Well, I suspect you, Helen, did know all that, but it seems a lot of the people who go on and on about the importance of protecting “New Zealand Music” from the big bad people overseas have not got a lot of knowledge of the history of their art form.
History. Yes, that thing that New Zealand thinks it doesn’t have.
I have come here because I do have that knowledge, and I would love to share it. Only, so far I have not really been given that opportunity. The exaltation of being invited to live and work here on account of what one could potentially contribute begins to wear thin after a while when it turns out that what people really seem to think I’m fit for is cleaning toilets.
For the past six months or so I have had to rely on unemployment benefit because in six months of job search, I have not been offered a single job interview. Before that, I was on a student allowance for nearly a year because I decided to retrain as a multimedia artist and designer, after running into brick walls for four years previously trying to find paid work with the knowledge and experience (considerable) which I had accumulated so far. Meanwhile, my previously international career as a performer has taken a complete nose dive because I have not been able to secure any funding or sponsorship to make up for the considerably higher expense of getting myself to international venues from New Zealand.
The single best thing that has happened to me in that period of time was to become a PACE* client – another brainchild of your government, I take it. But I and others had to put up a big fight to get me there, despite all the evidence of artistry in my biography, including that posh residency permit awarded by your own government. Why?
From what I hear, I am by no means the only person who came here on account of some special knowledge or talent or experience they have, and who have since found that it is simply not wanted by society at large, despite everything your government has been trying to promote. This is very sad. It is also very stupid, and a huge waste of human potential.

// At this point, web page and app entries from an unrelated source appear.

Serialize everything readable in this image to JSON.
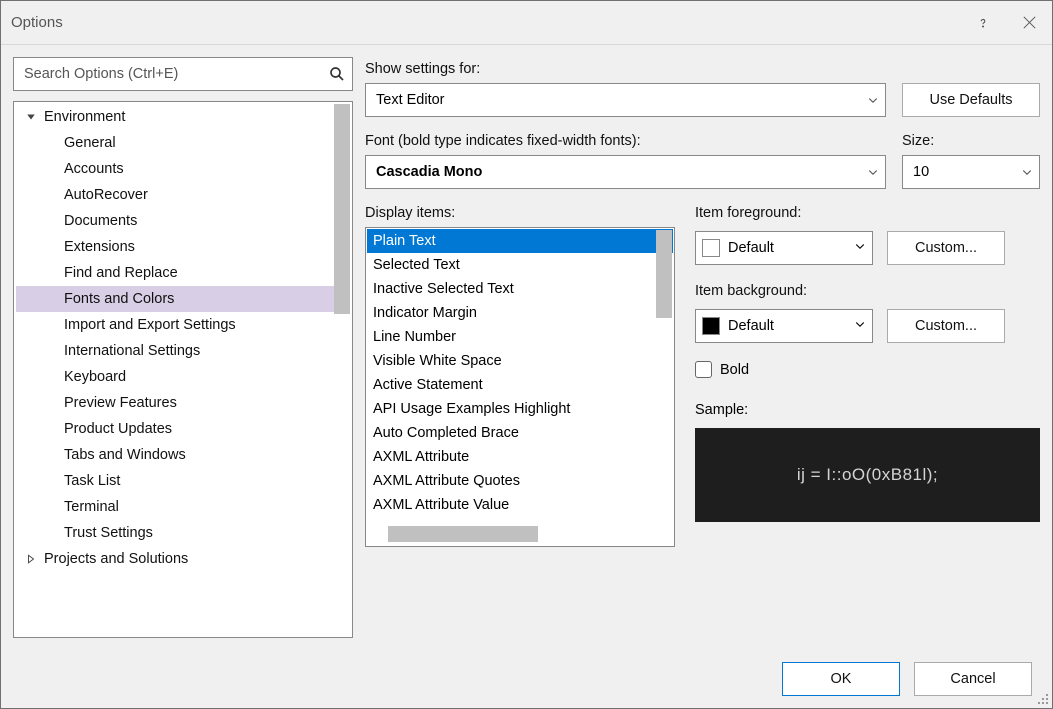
{
  "title": "Options",
  "search": {
    "placeholder": "Search Options (Ctrl+E)"
  },
  "tree": {
    "nodes": [
      {
        "label": "Environment",
        "level": 0,
        "expanded": true
      },
      {
        "label": "General",
        "level": 1
      },
      {
        "label": "Accounts",
        "level": 1
      },
      {
        "label": "AutoRecover",
        "level": 1
      },
      {
        "label": "Documents",
        "level": 1
      },
      {
        "label": "Extensions",
        "level": 1
      },
      {
        "label": "Find and Replace",
        "level": 1
      },
      {
        "label": "Fonts and Colors",
        "level": 1,
        "selected": true
      },
      {
        "label": "Import and Export Settings",
        "level": 1
      },
      {
        "label": "International Settings",
        "level": 1
      },
      {
        "label": "Keyboard",
        "level": 1
      },
      {
        "label": "Preview Features",
        "level": 1
      },
      {
        "label": "Product Updates",
        "level": 1
      },
      {
        "label": "Tabs and Windows",
        "level": 1
      },
      {
        "label": "Task List",
        "level": 1
      },
      {
        "label": "Terminal",
        "level": 1
      },
      {
        "label": "Trust Settings",
        "level": 1
      },
      {
        "label": "Projects and Solutions",
        "level": 0,
        "expanded": false
      }
    ]
  },
  "settings": {
    "show_settings_for_label": "Show settings for:",
    "show_settings_for_value": "Text Editor",
    "use_defaults_label": "Use Defaults",
    "font_label": "Font (bold type indicates fixed-width fonts):",
    "font_value": "Cascadia Mono",
    "size_label": "Size:",
    "size_value": "10",
    "display_items_label": "Display items:",
    "display_items": [
      "Plain Text",
      "Selected Text",
      "Inactive Selected Text",
      "Indicator Margin",
      "Line Number",
      "Visible White Space",
      "Active Statement",
      "API Usage Examples Highlight",
      "Auto Completed Brace",
      "AXML Attribute",
      "AXML Attribute Quotes",
      "AXML Attribute Value"
    ],
    "display_selected_index": 0,
    "item_fg_label": "Item foreground:",
    "item_fg_value": "Default",
    "item_bg_label": "Item background:",
    "item_bg_value": "Default",
    "custom_label": "Custom...",
    "bold_label": "Bold",
    "bold_checked": false,
    "sample_label": "Sample:",
    "sample_text": "ij = I::oO(0xB81l);"
  },
  "buttons": {
    "ok": "OK",
    "cancel": "Cancel"
  },
  "colors": {
    "selection_blue": "#0078d4",
    "tree_selection": "#d8cfe6",
    "sample_bg": "#1e1e1e"
  }
}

Your leadership, dear Helen Clark, has been not only an inspiration to me, but has enabled me to do things with my life that I never thought I could, and evolve as an artist in ways that I find deeply satisfying. And despite all the adversity and frustration and outright poverty I have experienced, I have not regretted my decision to come and live and work here and contribute whatever I can contribute to what is now Culture in New Zealand – and will perhaps one day be New Zealand Culture (unless that whole issue of nationality, and the accident of a person’s birth location and genetic inheritance have become obsolete by then, which is something I thoroughly look forward to, but then again New Zealand will always be an island).

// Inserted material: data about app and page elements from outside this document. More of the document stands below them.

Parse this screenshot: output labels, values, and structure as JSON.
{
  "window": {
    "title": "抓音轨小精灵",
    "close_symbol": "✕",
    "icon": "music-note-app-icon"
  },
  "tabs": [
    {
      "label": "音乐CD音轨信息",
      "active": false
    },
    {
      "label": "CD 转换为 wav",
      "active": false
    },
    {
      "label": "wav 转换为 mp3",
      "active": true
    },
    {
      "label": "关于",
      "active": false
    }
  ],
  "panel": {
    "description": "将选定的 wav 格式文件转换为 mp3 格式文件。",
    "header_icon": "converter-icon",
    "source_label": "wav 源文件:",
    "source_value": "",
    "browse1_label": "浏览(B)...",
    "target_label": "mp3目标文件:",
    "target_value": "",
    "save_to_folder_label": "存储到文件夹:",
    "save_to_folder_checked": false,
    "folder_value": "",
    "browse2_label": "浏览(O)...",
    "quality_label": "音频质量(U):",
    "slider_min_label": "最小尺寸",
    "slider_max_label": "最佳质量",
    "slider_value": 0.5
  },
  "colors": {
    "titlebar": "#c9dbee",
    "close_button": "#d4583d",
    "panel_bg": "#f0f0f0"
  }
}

There would have been work to do still for you. I am sad that you won’t be able to exert the kind of influence you have been able to exert for the past nine years. But I trust that this will not be the end of your political involvement with the arts! Also, I appreciate that after shouldering that burden for so long, privately, you perhaps feel a sense of relief.
You are one of the very few politicians I have come across in my life, whose work I thoroughly admire.
All the best, and thank you!
*PACE - short for Pathways to Arts and Cultural Employment - is an initiative for clients of Work and Income New Zealand to develop their skills and ability to make a living in the arts sector. It's a *really* good idea. It is not giving people money so they can sit round and smoke pot. Just to clear up that common misconception.